Top of Data for analysis

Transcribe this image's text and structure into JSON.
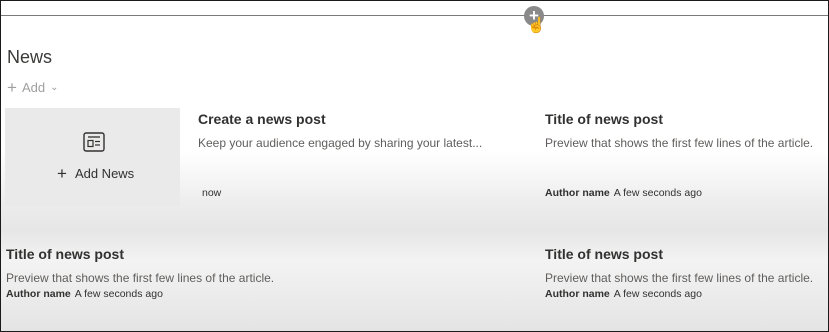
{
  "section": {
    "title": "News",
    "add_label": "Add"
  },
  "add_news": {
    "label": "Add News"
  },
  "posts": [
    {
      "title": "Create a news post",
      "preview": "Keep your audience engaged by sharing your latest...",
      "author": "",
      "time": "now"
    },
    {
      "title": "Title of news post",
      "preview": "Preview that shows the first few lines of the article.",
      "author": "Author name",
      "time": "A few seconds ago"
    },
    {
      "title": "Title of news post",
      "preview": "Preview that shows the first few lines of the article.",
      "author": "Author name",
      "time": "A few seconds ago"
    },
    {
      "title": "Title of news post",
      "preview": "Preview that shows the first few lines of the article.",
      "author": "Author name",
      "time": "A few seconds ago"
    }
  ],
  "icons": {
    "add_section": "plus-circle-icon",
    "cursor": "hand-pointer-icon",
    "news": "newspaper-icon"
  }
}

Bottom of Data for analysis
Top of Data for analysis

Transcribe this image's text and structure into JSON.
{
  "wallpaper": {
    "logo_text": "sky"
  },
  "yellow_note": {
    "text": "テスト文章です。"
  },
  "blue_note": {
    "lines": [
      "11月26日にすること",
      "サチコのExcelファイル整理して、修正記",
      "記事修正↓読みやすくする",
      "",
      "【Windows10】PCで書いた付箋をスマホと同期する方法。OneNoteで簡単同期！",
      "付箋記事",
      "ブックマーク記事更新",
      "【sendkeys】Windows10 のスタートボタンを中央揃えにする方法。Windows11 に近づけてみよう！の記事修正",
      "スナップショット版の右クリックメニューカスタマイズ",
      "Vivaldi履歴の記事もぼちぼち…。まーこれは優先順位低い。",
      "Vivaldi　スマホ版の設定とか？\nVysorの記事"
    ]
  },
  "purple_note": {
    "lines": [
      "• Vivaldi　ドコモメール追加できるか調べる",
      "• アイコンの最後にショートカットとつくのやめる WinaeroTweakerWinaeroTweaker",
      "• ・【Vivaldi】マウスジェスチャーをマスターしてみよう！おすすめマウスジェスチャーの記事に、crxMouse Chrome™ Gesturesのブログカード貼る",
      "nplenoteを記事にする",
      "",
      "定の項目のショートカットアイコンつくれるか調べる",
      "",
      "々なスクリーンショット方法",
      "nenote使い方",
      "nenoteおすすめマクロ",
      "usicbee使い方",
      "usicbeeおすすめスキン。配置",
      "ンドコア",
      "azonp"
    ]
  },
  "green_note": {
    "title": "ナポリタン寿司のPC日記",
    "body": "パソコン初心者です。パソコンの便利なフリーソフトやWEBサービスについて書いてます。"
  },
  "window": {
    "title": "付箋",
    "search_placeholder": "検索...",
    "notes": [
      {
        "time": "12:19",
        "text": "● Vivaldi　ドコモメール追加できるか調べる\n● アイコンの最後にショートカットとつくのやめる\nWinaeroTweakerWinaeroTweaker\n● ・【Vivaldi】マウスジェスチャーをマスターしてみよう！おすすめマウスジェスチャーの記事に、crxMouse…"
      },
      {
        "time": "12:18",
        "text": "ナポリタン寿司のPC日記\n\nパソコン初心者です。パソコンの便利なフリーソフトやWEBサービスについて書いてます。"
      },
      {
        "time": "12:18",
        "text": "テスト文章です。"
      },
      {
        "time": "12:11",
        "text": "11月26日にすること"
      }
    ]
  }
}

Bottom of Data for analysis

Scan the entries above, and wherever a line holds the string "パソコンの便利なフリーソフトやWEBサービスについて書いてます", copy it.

**Result below:**
    "body": "パソコン初心者です。パソコンの便利なフリーソフトやWEBサービスについて書いてます。"
        "text": "ナポリタン寿司のPC日記\n\nパソコン初心者です。パソコンの便利なフリーソフトやWEBサービスについて書いてます。"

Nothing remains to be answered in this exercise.